such as plugging in elements like scanned maps of real countries or
cities, or importing photographs and biographical data of actual
"LEARNING BY DOING." Although A Force More Powerful is primarily
intended for real-life activist training, York believes it could
find popularity as an innovative strategy game. According to the
latest statistics from industry researcher NPD Group, strategy games
generated $249 million in revenue in the 12 months prior to
November, 2005. While this is a dip from the $274 million generated
in 2004, the Entertainment Software Assn.'s most recent published
statistics state that 27% of all PC games sold are strategy titles,
representing the largest sales across all categories of PC games. By
comparison, shooters make up only 16% of the PC-game market.
A Force More Powerful has its roots in a three-hour PBS documentary
series of the same name, produced by York Zimmerman and broadcast in
2000. The film's creative team followed up with a book, published in
2000, and a second documentary on the ousting of Slobodan Milosevic,
called Bringing Down a Dictator. They also founded the ICNC, which
is based in Washington.
"The films were never intended to be used for training activists,
but audience members informed us they were used that way," says
York. "We thought there must be another tool that would be more
effective.

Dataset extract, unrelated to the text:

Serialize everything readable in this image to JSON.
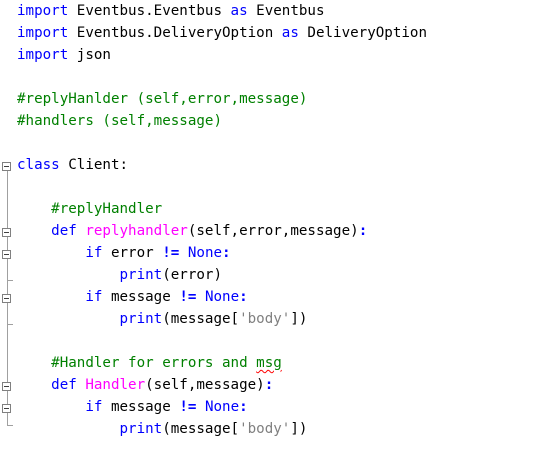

The best method is learning by doing, and a video game
lets people engage in actual conflict or struggle," York adds. So
York Zimmerman began developing the game in 2002.
VIRTUAL DESPOTS. One challenge was to design a game capable of

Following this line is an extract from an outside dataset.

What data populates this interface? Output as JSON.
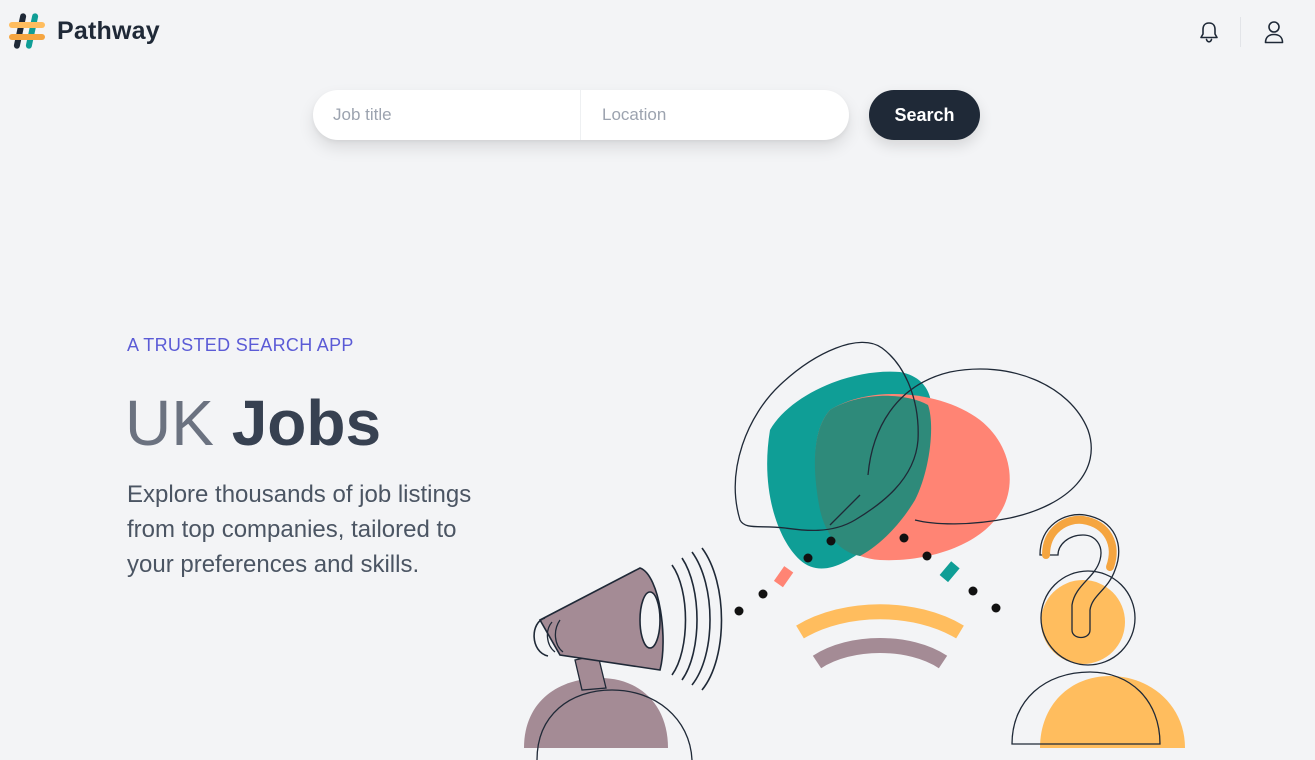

simulating complex social interaction. "That meant coming up with a
game engine based on economic, social, and political factors," York

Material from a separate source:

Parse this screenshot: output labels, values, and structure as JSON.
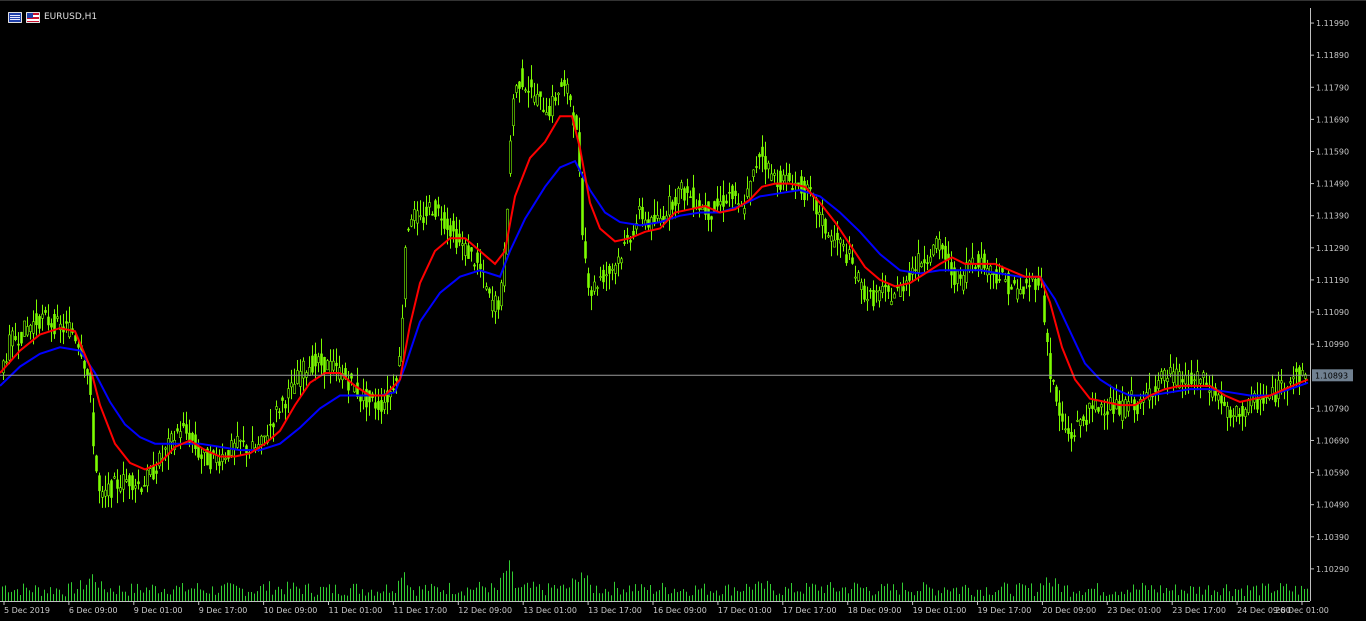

says. He went out and bought turn-based strategy games like Age of
Empires and Tropico, which feature historical battles and drawn-out
scenarios, to see how long, slow processes had translated to the
computer screen. York Zimmerman then hired Breakaway Games, the
company that developed Tropico, as well as a number of "serious
games," such as emergency-response simulations used by schools and
Another challenge was to come up with governmental nemeses that were
believable. Having made films about a variety of dictators, York
Zimmerman compiled data from its research. "We came up with a pretty
comprehensive catalog of dictator behaviors, based on how they
impose rules or how they react to opposition against their reigns,"
In order to inject the game with a sense of authenticity, York
brought on Ivan Marovic -- one of the founders of Serbian student
movement Optor, which helped to topple Milosevic in the 1990s -- as
a "design associate." Marovic has been a self-described gamer for 20
years, since he was a 12-year-old with a Commodore 64. He now works
as a consultant for pro-democracy groups around the world.
SMALL VICTORIES. Marovic solved two vital game-design issues. The
first was how to bring the aspect of emotion into game play. "I
added the ideas of fear and enthusiasm," says Marovic. "I learned
from experience that if enthusiasm is low, people are not willing to
join a movement."
He adds, "Support doesn't mean much if fear is high. If they think
there will be violence, protesters will stay at home. I wanted to
bring these ideas into the game."
Marovic suggested that the designers could increase enthusiasm by
offering players small victories on the path to the final objective. For example, a player can organize a protest in front of a civic
building and recruit more allies, so enthusiasm -- measurable by the
number of new recruits -- goes up. The AI engine playing the role of
the oppressive regime usually plays on fear and starts arresting or
killing protesters at the next event. Protesters then can retaliate
and gain enthusiasm by staging a candlelight vigil for the victims.
"A REAL BRAIN CRACKER." The other game-design problem that Marovic
addressed was making sure the AI was believably irrational. "At
first, the AI was pretty good and could give you a hard time, but it
was more logical than most dictators," he says. "So we added
irrational things, like a ruler wasting money even if he is a greedy kleptocrat," says Marovic.
"You don't want dictator AI without traits that are irrational," he
says. "Otherwise, the game play is too mechanistic. Now it's a real
brain cracker." And Marovic, the gamer and grassroots activist,